Essentially this exchange of ideas entails a search for meaning(s). In ancient times this consisted of resolving issues related to any number of matters: i.e. arrangements in the heavens above, order in the earthly spheres below and debates on the internal nature of mankind and on his [or her] relations to external things. To the degree that philosophy’s earliest development is traceable, the distinction between theology and philosophy was small: either of them might have been a sub-division of the other. Continue reading
Die Meistersinger von Nürnberg, Bayreuth Festival, Germany, August 19th 2017, director Barrie Kosky, conducted by Philippe Jordan, reviewed by Tony Cooper
Barrie Kosky – artistic director of Komische Oper Berlin – was born in Melbourne in the late 1960s, the grandson of Jewish emigrants from Europe.
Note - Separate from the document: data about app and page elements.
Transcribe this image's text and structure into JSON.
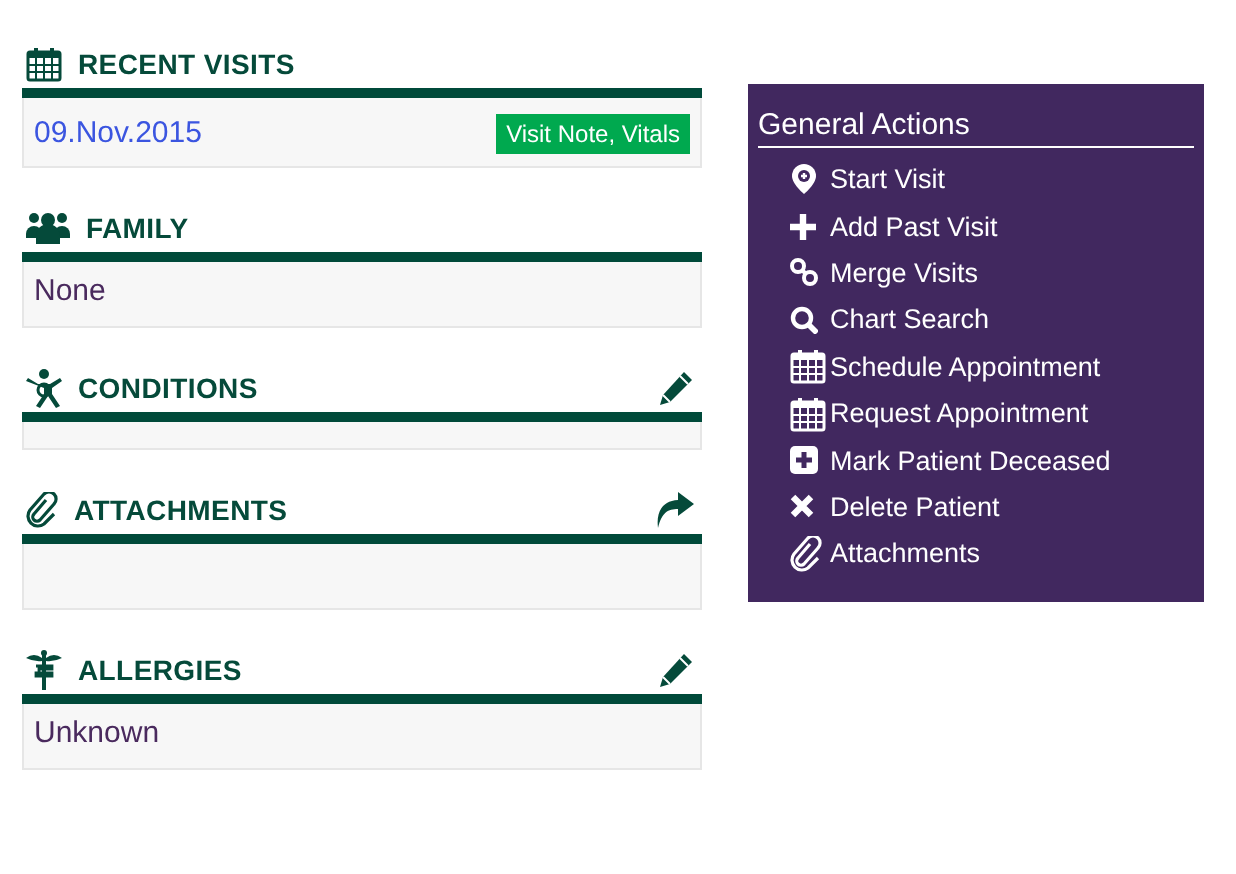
{
  "sections": [
    {
      "kind": "calendar",
      "title": "RECENT VISITS",
      "body": {
        "kind": "visits",
        "visits": [
          {
            "date": "09.Nov.2015",
            "tag": "Visit Note, Vitals"
          }
        ]
      }
    },
    {
      "kind": "people",
      "title": "FAMILY",
      "body": {
        "kind": "text",
        "text": "None"
      }
    },
    {
      "kind": "person",
      "title": "CONDITIONS",
      "body": {
        "kind": "empty"
      }
    },
    {
      "kind": "paperclip",
      "title": "ATTACHMENTS",
      "body": {
        "kind": "tall"
      }
    },
    {
      "kind": "caduceus",
      "title": "ALLERGIES",
      "body": {
        "kind": "text",
        "text": "Unknown"
      }
    }
  ],
  "actions": {
    "title": "General Actions",
    "items": [
      {
        "kind": "pin",
        "label": "Start Visit"
      },
      {
        "kind": "plus",
        "label": "Add Past Visit"
      },
      {
        "kind": "link",
        "label": "Merge Visits"
      },
      {
        "kind": "search",
        "label": "Chart Search"
      },
      {
        "kind": "calendar",
        "label": "Schedule Appointment"
      },
      {
        "kind": "calendar",
        "label": "Request Appointment"
      },
      {
        "kind": "plus-square",
        "label": "Mark Patient Deceased"
      },
      {
        "kind": "cross",
        "label": "Delete Patient"
      },
      {
        "kind": "paperclip",
        "label": "Attachments"
      }
    ]
  }
}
He describes himself as a ‘gay Jewish kangaroo’. This innovative, flamboyant and wonderfully-quirky character will go down in history as the first Jewish director to hold court in Bayreuth Festival’s illustrious 141-year-old history. And also as the first person outside of the Wagner family to direct Die Meistersinger at Bayreuth.
Appointing Kosky is a big gesture by Katharina Wagner, the artistic director of the Bayreuth Festival, and the daughter of Wolfgang Wagner and the great-granddaughter of Richard Wagner. For it acknowleges Wagner’s anti-Semitism and her family’s association with Adolf Hitler. In the revamped exhibition, housed in the newly-restored Villa Wahnfried, where Wagner lived with his wife Cosima and their children from 1874 to 1882, the Third Reich, likewise, finds its place. Continue reading
The Reluctant Saint
Film directed by Edward Dmytrk, reviewed by Thomas O Meehan
A few days ago watching Turner Classic Movies I caught the film The Reluctant Saint (1962). It was strikingly like the religious films of my youth in its poor production values. I was struck though by the competent acting. Could this be the only well-made Catholic religious film in existence?
As TCM is notorious for shamelessly showing the same “Classic” movies over and over seeing something new there is always an occasion. Intrigued, I continued watching. Several actors were clearly professional and familiar from European film. Then Recardo Montalban appeared! What was afoot here?
The next recognizable actor seemed even more out of place; it was a young Maximilian Schell. He portrayed a simpleminded Franciscan novitiate, Saint Joseph of Cupertino.
Now I am no actor but it seems to me that an intelligent and accomplished man like Schell might have his work cut out convincingly playing a fool, especially a holy one. It was at this point that the late Jerry Lewis’s contribution came to mind. Schell was clearly using Lewis’s portraits of idiots as a kind of template on which to hang his performance. Schell’s simpleton monk is a fully formed human, unlike the grotesque characters of Lewis. Never the less, tiny mannerisms seemed familiar enough for me to see Lewis’s raw mud transformed into Schell’s three dimensional sculpture of a saint.
The Reluctant Saint was directed by Edward Dmytryk in 1962. A box office failure, it is well worth viewing today as a semiprecious tessera in the mosaic of film history. The Reluctant Saint was directed by a former Communist, yet it tells at face value the story of Saint Joseph actually levitating. You don’t see that every day. Another treat is Akim Tamiroff portraying a deeply sympathetic and humane Catholic Bishop. Montalban even gets to depict a somewhat admirable Inquisitor. And of course there is Schell’s portrait of a holy fool who is as puzzled as the viewer is at the miraculous.
THOMAS O MEEHAN is a freelance writer and a former government Senior Research Analyst and Inspector. He lives in Bucks County PA and he blogs at OdysseusontheRocks.co.uk